Tijuana River Valley Recovery Team
On March 16th, the RWQCB Board of Directors meeting was held. There were two items on the agenda that interests our mission, and along with about ten other stakeholders, we presented on those two items. The BOD unanimously passed a resolution endorsing the Tijuana River Valley Recovery Team‘s (TRVRT) Five-Year Action Plan, which is part of the Recovery Strategy established in 2012 to help clean up the TRV. The BOD also unanimously endorsed a resolution endorsing a request for disbursement from the Cleanup and Abatement fund for 1.5 million for the Action Plan. While this certainly won’t fix the issues we face in the border region, it will have a great impact. Part of the funds will be allocated for non-profits that are hosting cleanups in the TRV. We will request funds to offset our expenses for the cleanups that we host. We will also keep a close eye on the TRVRT’s timelines for measurables as the Plan is executed.

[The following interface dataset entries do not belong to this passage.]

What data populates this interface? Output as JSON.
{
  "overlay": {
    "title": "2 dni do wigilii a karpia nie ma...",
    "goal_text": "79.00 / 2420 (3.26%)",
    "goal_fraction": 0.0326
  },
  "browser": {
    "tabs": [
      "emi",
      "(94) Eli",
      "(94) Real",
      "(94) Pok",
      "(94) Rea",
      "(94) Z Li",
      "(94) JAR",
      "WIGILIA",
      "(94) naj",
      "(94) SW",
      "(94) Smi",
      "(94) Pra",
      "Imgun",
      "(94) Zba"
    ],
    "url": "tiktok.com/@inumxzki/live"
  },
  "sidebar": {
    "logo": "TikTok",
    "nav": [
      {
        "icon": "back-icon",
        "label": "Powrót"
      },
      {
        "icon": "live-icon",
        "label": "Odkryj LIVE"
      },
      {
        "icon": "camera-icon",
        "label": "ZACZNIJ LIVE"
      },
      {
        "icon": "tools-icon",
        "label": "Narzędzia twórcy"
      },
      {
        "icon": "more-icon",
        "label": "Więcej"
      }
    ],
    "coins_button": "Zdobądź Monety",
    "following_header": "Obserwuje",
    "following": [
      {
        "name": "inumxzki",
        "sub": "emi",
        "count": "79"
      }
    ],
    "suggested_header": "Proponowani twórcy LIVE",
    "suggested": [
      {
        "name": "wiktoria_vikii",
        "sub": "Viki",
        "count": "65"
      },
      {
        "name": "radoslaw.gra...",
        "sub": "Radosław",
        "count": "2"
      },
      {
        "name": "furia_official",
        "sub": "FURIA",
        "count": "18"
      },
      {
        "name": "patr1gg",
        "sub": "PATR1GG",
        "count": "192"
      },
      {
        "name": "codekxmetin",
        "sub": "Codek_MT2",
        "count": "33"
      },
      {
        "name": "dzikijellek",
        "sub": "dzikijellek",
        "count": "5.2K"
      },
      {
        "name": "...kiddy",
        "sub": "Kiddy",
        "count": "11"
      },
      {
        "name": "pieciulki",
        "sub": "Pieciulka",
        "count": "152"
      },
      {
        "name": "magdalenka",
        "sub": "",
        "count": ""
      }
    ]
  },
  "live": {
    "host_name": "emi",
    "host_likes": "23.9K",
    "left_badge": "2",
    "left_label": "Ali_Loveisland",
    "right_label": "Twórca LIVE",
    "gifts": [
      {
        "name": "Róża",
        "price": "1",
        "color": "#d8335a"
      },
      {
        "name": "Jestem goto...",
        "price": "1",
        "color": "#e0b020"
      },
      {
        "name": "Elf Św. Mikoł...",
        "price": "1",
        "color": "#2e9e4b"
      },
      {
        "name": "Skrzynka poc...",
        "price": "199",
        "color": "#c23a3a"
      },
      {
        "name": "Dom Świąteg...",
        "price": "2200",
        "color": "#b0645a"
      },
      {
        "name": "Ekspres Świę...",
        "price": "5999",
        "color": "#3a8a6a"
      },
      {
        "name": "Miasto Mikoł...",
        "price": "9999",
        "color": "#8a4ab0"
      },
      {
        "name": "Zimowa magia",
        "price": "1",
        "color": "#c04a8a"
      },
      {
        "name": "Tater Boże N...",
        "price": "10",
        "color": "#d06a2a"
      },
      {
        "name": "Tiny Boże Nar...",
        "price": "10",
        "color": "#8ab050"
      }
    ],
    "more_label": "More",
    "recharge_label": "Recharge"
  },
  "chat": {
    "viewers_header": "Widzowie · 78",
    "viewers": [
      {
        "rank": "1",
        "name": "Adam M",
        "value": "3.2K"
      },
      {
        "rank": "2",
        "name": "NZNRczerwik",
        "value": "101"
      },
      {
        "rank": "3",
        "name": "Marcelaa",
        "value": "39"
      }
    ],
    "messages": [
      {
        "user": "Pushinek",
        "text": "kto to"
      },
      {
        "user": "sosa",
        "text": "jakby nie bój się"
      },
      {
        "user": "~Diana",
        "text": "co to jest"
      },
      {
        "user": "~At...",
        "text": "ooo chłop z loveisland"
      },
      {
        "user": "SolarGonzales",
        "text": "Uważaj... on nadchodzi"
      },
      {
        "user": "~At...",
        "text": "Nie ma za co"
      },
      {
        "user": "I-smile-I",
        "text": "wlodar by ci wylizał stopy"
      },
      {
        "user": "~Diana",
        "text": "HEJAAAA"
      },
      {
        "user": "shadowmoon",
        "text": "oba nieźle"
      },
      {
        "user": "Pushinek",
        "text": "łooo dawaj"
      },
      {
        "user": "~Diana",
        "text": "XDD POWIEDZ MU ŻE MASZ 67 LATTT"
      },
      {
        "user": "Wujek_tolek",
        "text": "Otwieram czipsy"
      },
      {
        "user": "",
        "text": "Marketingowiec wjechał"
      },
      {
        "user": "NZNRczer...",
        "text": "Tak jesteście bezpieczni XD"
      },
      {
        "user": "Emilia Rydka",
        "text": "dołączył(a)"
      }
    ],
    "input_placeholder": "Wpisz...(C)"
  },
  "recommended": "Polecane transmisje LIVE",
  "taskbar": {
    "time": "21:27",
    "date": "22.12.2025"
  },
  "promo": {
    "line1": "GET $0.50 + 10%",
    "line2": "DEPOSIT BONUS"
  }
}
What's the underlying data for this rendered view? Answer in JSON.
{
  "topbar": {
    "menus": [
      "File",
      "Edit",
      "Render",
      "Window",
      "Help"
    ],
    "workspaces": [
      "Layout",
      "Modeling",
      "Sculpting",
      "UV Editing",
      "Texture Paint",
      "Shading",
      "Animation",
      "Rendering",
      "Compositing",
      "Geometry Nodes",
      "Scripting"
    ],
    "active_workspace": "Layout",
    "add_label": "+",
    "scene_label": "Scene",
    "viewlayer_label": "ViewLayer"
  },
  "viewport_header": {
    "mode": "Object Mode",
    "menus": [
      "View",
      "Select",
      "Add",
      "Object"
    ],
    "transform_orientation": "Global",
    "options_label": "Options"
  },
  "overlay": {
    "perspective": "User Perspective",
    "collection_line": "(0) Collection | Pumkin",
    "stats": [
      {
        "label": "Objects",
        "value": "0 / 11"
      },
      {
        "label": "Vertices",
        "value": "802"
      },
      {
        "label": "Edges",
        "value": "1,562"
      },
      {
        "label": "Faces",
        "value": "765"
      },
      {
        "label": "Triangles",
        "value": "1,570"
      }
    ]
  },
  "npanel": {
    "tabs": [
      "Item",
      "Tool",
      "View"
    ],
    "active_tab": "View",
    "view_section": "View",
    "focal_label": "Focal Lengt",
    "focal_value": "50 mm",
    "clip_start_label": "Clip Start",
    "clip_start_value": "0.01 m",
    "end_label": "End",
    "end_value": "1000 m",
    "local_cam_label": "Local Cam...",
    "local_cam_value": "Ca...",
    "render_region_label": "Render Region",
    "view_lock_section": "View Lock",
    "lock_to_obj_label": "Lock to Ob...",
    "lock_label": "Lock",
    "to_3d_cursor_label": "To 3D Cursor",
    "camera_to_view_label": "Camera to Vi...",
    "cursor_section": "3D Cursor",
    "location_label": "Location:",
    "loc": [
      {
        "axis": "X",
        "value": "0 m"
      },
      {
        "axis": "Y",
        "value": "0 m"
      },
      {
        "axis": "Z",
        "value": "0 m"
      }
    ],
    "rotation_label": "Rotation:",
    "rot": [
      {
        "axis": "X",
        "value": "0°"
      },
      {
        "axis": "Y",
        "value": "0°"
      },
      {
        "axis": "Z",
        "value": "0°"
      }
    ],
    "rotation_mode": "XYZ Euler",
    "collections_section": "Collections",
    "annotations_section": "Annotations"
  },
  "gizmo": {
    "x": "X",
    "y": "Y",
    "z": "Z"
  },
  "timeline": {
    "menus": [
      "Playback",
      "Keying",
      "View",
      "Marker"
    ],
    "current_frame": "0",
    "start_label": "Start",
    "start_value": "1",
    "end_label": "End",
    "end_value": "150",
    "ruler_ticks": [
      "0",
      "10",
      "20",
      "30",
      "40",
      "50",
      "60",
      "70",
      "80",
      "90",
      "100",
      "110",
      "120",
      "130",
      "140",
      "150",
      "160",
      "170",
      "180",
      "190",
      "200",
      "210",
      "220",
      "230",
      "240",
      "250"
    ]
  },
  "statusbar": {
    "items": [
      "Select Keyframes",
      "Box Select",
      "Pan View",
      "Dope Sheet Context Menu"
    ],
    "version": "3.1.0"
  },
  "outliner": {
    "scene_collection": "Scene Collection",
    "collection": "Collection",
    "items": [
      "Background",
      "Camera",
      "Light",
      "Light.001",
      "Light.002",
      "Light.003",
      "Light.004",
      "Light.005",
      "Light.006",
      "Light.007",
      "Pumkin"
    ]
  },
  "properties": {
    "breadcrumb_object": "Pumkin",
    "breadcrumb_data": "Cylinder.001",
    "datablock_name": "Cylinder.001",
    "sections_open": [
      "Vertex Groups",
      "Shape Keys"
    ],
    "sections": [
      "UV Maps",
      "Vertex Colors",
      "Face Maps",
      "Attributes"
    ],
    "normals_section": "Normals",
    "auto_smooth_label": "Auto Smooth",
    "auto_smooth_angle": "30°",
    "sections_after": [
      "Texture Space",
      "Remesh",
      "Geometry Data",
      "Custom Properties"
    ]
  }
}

California State Assembly Committee on Environmental Safety and Toxic Materials
Lastly, the California State Assembly Committee on Environmental Safety and Toxic Materials meeting was on March 19th at the TJ Estuary Visitor Center. The meeting was focused on the Tijuana River recovery strategy. No BS Committee members were in attendance. The meeting was standing room only and included every stakeholder on the border region issues you can imagine. Man ideas and concerns were discussed. One of the focuses of the meeting was the tire pollution. Check out this article here for more information on that topic.
It’s A Wrap!
That’s a wrap on No BS policy and agency news. I hope you found the update useful to keep you updated on what’s going on in the border region to protect our ocean, waves and beaches. Join us on Tuesday, April 7th, at 6:30pm at the Surfrider office (9883 Pacific Heights Blvd, Ste D) for our next regularly scheduled No BS Committee meeting. Contact email@example.com for more information.